Peruvians will choose between right-wing populist Caiko Fujimori and “left-wing Pedro Castillo”.
Voting has begun in Peru’s presidential election as the country faces a polarized election between right-wing populist Caiko Fujimori and Pedro Castillo, a left-wing rural supporter.
Voting in the second round of voting began at 7 a.m. (12:00 GMT) in most of the country’s 11,700 polling stations, with official results beginning at 11 p.m. From 30 (Monday at 04:30 GMT).
The vote, which took place in Peru after the government reviewed, nearly tripled the number of coronavirus deaths, and in a few days it has the worst per capita mortality rate in the world.
Surveys show that the race is in a statistical atmosphere, but with Fujimori, who had previously fallen behind Castillo, slightly ahead.
Fujimori, 46, the daughter of imprisoned former President Alberto Fujimori, has vowed to maintain economic stability and free market policies in the world’s second-largest copper producer, as well as to award her father a father convicted of human rights abuses. ,
Fujimori himself has been detained for several months on corruption charges, which he denies. If he wins, the criminal case against him will be dropped while he is running the country.
Today, when we have achieved so much with great effort, I must hand over the post to you. I can not achieve the goal alone. I need you to do that. I’m just asking you to give me a chance. With your support we are going to turn this game around. #AhoraTeTocaATi: pic.twitter.com/SHyEMJ0eA0:
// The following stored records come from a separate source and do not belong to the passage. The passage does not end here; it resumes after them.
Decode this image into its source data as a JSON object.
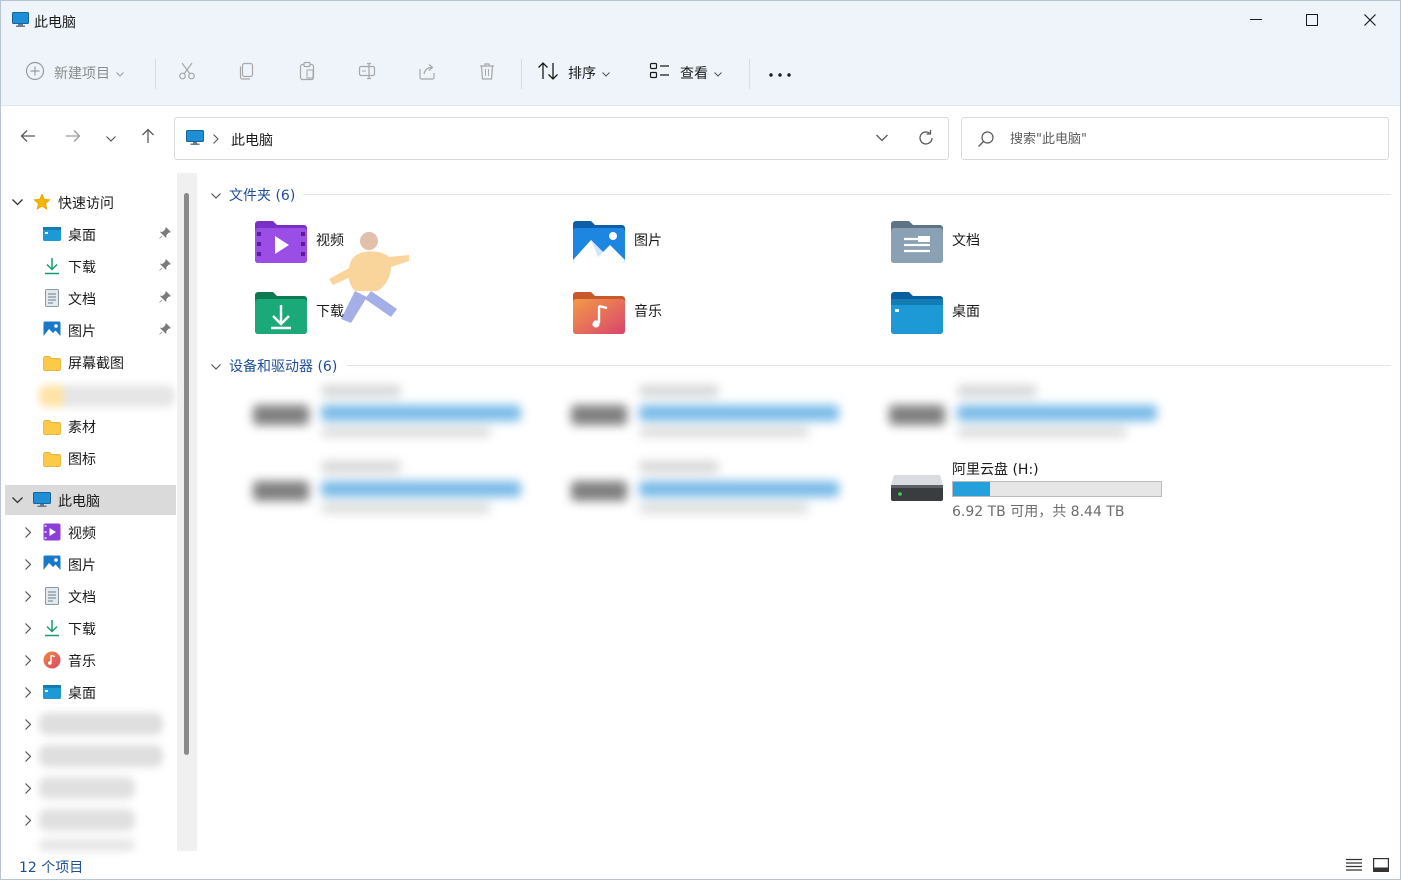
{
  "window": {
    "title": "此电脑"
  },
  "toolbar": {
    "new_label": "新建项目",
    "sort_label": "排序",
    "view_label": "查看",
    "more": "•••"
  },
  "address": {
    "breadcrumb": "此电脑",
    "search_placeholder": "搜索\"此电脑\""
  },
  "sidebar": {
    "quick_access": "快速访问",
    "quick_items": [
      {
        "label": "桌面",
        "icon": "desktop-icon"
      },
      {
        "label": "下载",
        "icon": "download-icon"
      },
      {
        "label": "文档",
        "icon": "document-icon"
      },
      {
        "label": "图片",
        "icon": "picture-icon"
      },
      {
        "label": "屏幕截图",
        "icon": "folder-icon"
      },
      {
        "label": "素材",
        "icon": "folder-icon"
      },
      {
        "label": "图标",
        "icon": "folder-icon"
      }
    ],
    "this_pc": "此电脑",
    "pc_items": [
      {
        "label": "视频",
        "icon": "video-icon"
      },
      {
        "label": "图片",
        "icon": "picture-icon"
      },
      {
        "label": "文档",
        "icon": "document-icon"
      },
      {
        "label": "下载",
        "icon": "download-icon"
      },
      {
        "label": "音乐",
        "icon": "music-icon"
      },
      {
        "label": "桌面",
        "icon": "desktop-icon"
      }
    ]
  },
  "main": {
    "folders_header": "文件夹 (6)",
    "folders": [
      {
        "label": "视频",
        "icon": "video-folder-icon"
      },
      {
        "label": "图片",
        "icon": "pictures-folder-icon"
      },
      {
        "label": "文档",
        "icon": "documents-folder-icon"
      },
      {
        "label": "下载",
        "icon": "downloads-folder-icon"
      },
      {
        "label": "音乐",
        "icon": "music-folder-icon"
      },
      {
        "label": "桌面",
        "icon": "desktop-folder-icon"
      }
    ],
    "drives_header": "设备和驱动器 (6)",
    "drive": {
      "name": "阿里云盘 (H:)",
      "stats": "6.92 TB 可用，共 8.44 TB",
      "used_fraction": 0.18
    }
  },
  "status": {
    "count": "12 个项目"
  },
  "colors": {
    "accent": "#1f4e99",
    "bar_fill": "#26a0da",
    "titlebar_bg": "#eef4f9"
  }
}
– Keiko Fujimori (@KeikoFujimori) June 5, 2021
Translation: “I owe it to you today that we have come here with great effort. I can not achieve the goal alone. I need you to do that. I’m just asking you to give me a chance. With your support we are going to turn this game around. “Now it’s your turn.”
Castillo, 51, an elementary school teacher and union leader, supports poor Peruvian villagers, intimidates investors with promises to nationalize the mining industry, a stance he later sought to take back.
He promised to change the tax regimes of multinational companies and wants to rewrite the country’s constitution.
He is from a remote village near the northern Peruvian city of Tacabamba, which made him happy on Saturday night when he returned home to vote.
Castillo made brief remarks, although political campaigning has been banned in Peru in the days leading up to the election.
According to the poll, unorientated voters – Peruvians living abroad – can strike a balance.
About one million Peruvians abroad constitute an electorate of 25 million.
In the first round of elections in April, only 0.8 percent voted, when COVID-19 blockades were commonplace.
Piero Corvetto, head of Peru’s National Electoral Office, said vaccination programs were now being pushed further in areas dominated by Peruvian immigrants, such as the United States, Spain, Argentina and Chile.
He said he expected Peruvians abroad to get 1.5 percent of the vote.
Neck և neck result can lead to days of uncertainty ված stress if it takes time to resolve the winner.
The new president will take office on July 28, replacing the centrist interim leader Francisco Sagast.